··· RECORDS FOR PROCESSING ···

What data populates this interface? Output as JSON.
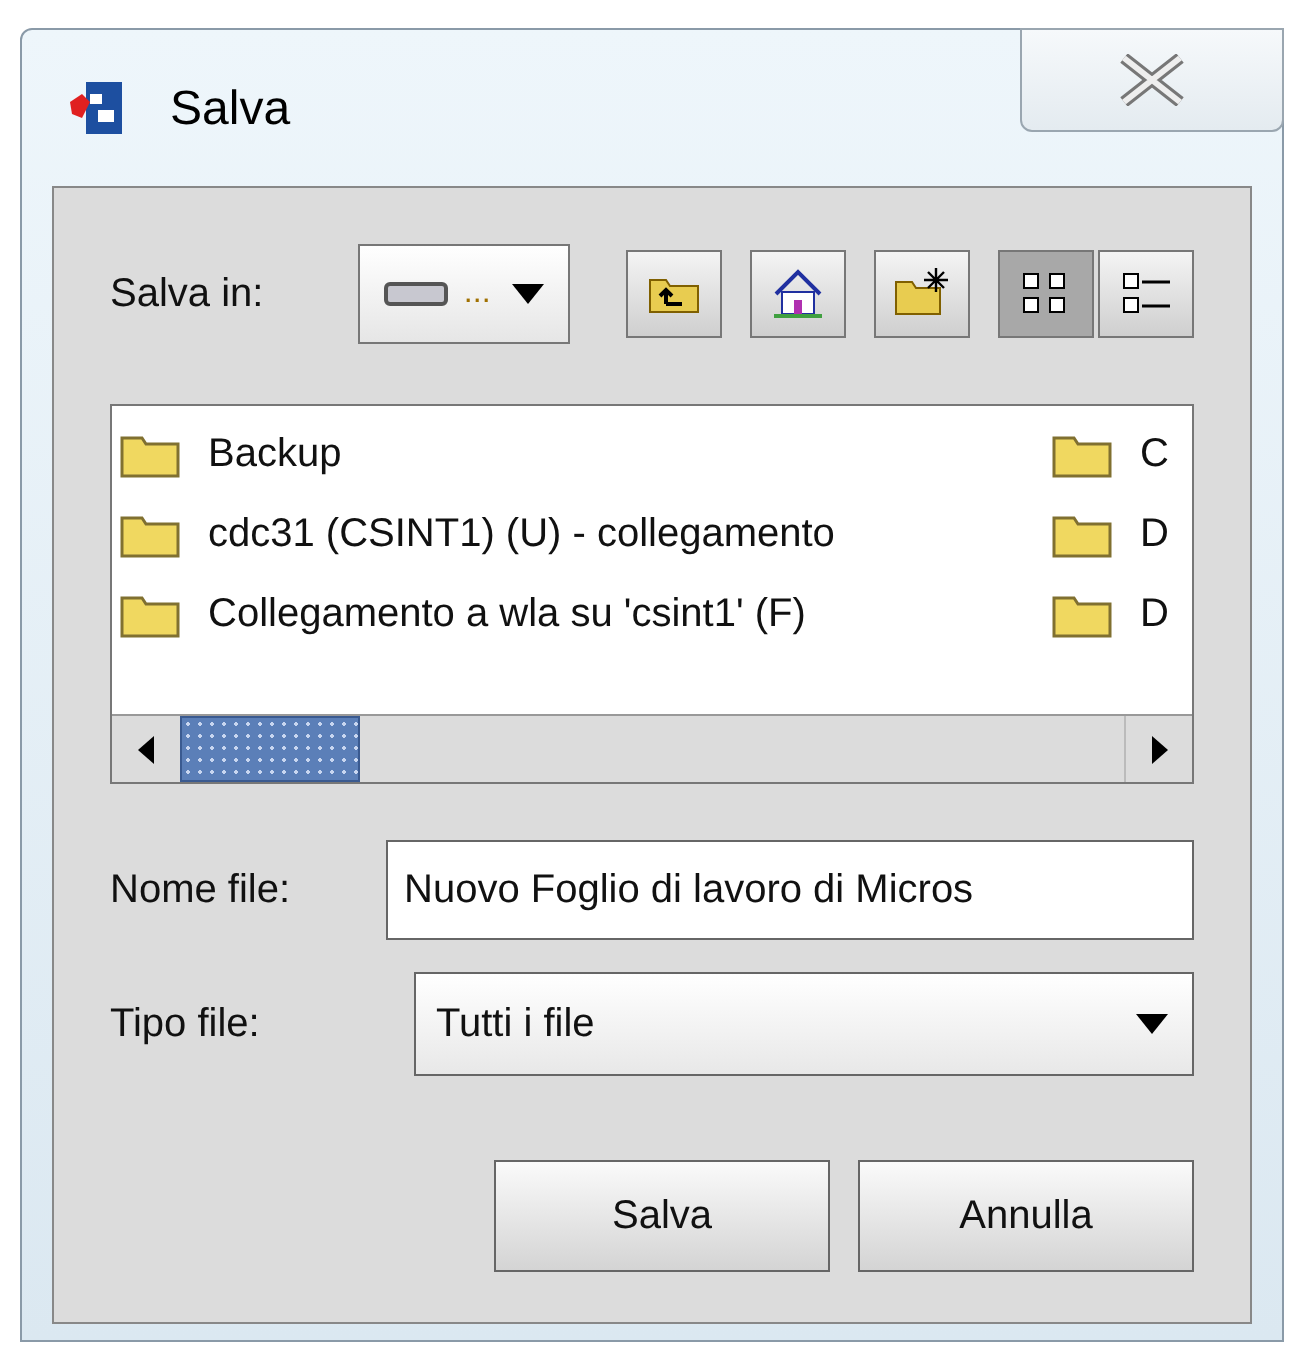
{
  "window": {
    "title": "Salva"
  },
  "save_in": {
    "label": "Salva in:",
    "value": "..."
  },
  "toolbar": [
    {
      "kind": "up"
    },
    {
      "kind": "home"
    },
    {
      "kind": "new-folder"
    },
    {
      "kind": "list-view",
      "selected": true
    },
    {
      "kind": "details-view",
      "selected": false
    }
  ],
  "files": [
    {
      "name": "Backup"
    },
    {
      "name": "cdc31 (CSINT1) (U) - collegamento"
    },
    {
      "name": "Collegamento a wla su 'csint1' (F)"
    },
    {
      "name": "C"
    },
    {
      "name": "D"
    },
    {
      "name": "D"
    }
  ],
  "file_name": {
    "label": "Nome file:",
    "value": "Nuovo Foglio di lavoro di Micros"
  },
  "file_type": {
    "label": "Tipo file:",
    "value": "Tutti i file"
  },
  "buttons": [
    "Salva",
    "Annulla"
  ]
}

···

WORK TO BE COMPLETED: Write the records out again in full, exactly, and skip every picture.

SOLUTION TO THE PROBLEM:
What data populates this interface? Output as JSON.
{
  "window": {
    "title": "Salva"
  },
  "save_in": {
    "label": "Salva in:",
    "value": "..."
  },
  "toolbar": [
    {
      "kind": "up"
    },
    {
      "kind": "home"
    },
    {
      "kind": "new-folder"
    },
    {
      "kind": "list-view",
      "selected": true
    },
    {
      "kind": "details-view",
      "selected": false
    }
  ],
  "files": [
    {
      "name": "Backup"
    },
    {
      "name": "cdc31 (CSINT1) (U) - collegamento"
    },
    {
      "name": "Collegamento a wla su 'csint1' (F)"
    },
    {
      "name": "C"
    },
    {
      "name": "D"
    },
    {
      "name": "D"
    }
  ],
  "file_name": {
    "label": "Nome file:",
    "value": "Nuovo Foglio di lavoro di Micros"
  },
  "file_type": {
    "label": "Tipo file:",
    "value": "Tutti i file"
  },
  "buttons": [
    "Salva",
    "Annulla"
  ]
}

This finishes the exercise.